The TC48 project is developing a state-of-the-art, exceptionally low cost, 48V Plug-in hybrid electric (PHEV) demonstration drivetrain suitable for electrically powered urban driving, hybrid operation, and internal combustion engine powered high speed motoring. This paper explains the motivation for the project, and presents the layout options considered and the rationale by which these were reduced. The vehicle simulation model used to evaluate the layout options is described and discussed. The modelling work was used in order to support and justify the design choices made. The design of the vehicle's control systems is discussed, presenting simulation results. The physical embodiment of the design is not reported in this paper.
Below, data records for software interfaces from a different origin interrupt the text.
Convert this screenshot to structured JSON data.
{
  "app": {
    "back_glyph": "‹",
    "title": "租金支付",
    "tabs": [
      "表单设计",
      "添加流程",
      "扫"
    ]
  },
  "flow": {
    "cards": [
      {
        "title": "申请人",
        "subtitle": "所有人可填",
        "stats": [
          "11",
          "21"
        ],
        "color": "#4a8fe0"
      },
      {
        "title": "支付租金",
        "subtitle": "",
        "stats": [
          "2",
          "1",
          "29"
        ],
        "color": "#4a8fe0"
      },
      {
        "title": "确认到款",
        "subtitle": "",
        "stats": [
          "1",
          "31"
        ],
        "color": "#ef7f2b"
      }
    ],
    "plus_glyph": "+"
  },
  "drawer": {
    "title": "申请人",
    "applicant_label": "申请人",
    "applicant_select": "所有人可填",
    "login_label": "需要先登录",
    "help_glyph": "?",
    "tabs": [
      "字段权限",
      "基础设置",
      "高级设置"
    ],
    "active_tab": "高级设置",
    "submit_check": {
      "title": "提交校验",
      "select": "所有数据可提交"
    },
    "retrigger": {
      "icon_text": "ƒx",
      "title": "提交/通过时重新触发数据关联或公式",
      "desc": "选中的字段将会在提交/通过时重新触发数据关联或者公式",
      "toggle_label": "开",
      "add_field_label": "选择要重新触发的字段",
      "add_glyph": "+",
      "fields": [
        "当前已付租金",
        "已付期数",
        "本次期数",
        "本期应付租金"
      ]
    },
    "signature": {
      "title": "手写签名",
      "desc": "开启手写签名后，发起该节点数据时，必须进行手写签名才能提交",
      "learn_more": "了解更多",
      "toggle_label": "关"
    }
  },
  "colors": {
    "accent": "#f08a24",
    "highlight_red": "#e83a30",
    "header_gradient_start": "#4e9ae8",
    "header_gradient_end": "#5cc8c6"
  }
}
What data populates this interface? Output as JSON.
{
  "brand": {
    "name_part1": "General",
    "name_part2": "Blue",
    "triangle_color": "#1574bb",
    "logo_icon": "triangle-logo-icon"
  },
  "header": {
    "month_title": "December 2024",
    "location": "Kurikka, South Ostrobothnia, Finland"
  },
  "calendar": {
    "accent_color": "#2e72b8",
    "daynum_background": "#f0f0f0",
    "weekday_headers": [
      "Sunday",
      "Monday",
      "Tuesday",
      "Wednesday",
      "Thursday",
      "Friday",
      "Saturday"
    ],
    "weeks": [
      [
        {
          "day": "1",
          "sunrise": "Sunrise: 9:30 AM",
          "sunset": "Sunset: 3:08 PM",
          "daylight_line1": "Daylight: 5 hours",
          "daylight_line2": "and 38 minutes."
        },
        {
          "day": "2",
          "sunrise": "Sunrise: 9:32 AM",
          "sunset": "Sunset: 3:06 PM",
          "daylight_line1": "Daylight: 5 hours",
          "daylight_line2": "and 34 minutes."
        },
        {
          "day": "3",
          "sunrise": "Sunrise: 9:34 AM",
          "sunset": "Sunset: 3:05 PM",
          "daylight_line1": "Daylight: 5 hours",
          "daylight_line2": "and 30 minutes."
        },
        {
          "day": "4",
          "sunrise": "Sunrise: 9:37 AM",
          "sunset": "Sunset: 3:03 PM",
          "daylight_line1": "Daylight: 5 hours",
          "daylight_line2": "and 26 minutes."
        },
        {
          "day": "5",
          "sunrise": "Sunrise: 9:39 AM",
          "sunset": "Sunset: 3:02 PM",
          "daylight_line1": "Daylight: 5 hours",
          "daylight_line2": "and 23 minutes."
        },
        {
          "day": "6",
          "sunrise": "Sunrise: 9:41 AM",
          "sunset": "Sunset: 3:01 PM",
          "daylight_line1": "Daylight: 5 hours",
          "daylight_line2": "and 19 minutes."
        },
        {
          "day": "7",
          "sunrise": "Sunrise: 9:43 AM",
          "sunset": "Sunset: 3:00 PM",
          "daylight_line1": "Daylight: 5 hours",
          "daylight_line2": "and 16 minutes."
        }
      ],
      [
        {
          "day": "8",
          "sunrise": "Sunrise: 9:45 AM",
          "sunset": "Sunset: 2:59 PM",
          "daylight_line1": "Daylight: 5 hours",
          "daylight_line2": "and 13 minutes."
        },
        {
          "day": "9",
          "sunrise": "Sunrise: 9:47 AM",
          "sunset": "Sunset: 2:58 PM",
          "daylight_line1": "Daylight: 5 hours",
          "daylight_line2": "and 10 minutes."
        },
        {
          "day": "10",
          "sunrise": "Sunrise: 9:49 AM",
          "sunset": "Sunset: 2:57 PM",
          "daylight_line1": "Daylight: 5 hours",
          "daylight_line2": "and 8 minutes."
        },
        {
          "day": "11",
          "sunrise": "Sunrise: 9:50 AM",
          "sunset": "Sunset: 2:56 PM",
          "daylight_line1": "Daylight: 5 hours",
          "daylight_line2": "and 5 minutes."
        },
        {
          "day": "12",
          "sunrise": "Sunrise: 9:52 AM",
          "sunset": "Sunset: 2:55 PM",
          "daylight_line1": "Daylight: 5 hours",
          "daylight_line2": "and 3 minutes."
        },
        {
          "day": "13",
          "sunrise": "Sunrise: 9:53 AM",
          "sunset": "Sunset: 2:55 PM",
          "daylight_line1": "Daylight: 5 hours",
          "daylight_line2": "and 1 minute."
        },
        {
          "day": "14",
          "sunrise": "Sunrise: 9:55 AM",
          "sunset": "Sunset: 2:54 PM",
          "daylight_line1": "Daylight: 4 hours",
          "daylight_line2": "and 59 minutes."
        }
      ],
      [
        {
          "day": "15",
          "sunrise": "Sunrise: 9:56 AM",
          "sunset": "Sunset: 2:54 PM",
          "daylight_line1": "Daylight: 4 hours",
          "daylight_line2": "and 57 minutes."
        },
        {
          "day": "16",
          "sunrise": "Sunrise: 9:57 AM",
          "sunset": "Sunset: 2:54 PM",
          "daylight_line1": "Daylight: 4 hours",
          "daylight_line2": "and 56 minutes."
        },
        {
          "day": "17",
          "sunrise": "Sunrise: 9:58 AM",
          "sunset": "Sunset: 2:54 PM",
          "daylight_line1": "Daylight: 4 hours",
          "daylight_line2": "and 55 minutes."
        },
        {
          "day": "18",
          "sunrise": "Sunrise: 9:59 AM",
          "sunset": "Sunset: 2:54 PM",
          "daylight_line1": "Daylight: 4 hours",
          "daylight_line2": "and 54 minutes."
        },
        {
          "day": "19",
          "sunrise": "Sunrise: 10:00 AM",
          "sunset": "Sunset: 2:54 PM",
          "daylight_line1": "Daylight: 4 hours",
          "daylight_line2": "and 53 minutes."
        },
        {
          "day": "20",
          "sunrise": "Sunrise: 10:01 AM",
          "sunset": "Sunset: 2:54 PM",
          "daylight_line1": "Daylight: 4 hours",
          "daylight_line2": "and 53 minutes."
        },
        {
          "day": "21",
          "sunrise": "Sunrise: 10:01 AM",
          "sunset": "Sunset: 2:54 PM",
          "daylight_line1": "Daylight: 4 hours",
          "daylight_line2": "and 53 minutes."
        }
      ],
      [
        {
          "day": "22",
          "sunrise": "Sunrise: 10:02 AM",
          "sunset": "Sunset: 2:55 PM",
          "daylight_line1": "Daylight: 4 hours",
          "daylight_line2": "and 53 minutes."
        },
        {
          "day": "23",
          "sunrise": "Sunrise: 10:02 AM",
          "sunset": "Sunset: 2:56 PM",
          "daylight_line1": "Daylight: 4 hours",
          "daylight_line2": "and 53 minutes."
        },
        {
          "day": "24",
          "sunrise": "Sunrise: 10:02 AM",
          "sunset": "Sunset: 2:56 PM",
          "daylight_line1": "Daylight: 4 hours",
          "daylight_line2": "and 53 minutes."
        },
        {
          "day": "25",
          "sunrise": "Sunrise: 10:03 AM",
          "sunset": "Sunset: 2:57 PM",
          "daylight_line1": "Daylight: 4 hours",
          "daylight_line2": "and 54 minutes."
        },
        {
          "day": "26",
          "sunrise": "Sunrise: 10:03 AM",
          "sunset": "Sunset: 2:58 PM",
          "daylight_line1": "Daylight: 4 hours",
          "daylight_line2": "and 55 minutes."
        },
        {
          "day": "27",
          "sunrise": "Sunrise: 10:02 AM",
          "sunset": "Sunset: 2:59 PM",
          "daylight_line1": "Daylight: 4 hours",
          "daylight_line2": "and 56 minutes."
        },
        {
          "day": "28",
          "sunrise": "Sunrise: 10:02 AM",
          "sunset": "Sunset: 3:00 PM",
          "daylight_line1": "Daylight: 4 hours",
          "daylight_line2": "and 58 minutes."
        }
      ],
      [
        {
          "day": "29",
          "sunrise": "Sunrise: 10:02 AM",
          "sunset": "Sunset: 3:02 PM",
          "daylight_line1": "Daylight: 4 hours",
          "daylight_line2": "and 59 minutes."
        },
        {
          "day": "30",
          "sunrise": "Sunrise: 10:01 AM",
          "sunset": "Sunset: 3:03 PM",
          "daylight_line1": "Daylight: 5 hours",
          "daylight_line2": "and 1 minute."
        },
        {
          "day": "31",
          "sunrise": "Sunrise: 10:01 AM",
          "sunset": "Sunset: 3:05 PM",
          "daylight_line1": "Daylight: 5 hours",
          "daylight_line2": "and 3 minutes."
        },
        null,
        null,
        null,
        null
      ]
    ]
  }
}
The paper describes analysis of small vehicles in the marketplace, including aspects of range and cost, leading to the justification for the specification of the TC48 system.
Technical Paper

Challenges and Potential of Intra-Cycle Combustion Control for Direct Injection Diesel Engines

The injection timing of a Diesel internal combustion engine typically follows a prescribed sequence depending on the operating condition using open loop control. Due to advances in sensors and digital electronics it is now possible to implement closed loop control based on in cylinder pressure values. Typically this control action is slow, and it may take several cycles or at least one cycle (cycle-to-cycle control). Using high speed sensors, it becomes technically possible to measure pressure deviations and correct them within the same cycle (intra-cycle control). For example the in cylinder pressure after the pilot inject can be measured, and the timing of the main injection can be adjusted in timing and duration to compensate any deviations in pressure from the expected reference value. This level of control can significantly reduce the deviations between cycles and cylinders, and it can also improve the transient behavior of the engine.
Technical Paper

Optimal Control Inputs for Fuel Economy and Emissions of a Series Hybrid Electric Vehicle

Hybrid electric vehicles offer significant fuel economy benefits, because battery and fuel can be used as complementing energy sources. This paper presents the use of dynamic programming to find the optimal blend of power sources, leading to the lowest fuel consumption and the lowest level of harmful emissions. It is found that the optimal engine behavior differs substantially to an on-line adaptive control system previously designed for the Lotus Evora 414E. When analyzing the trade-off between emission and fuel consumption, CO and HC emissions show a traditional Pareto curve, whereas NOx emissions show a near linear relationship with a high penalty. These global optimization results are not directly applicable for online control, but they can guide the design of a more efficient hybrid control system.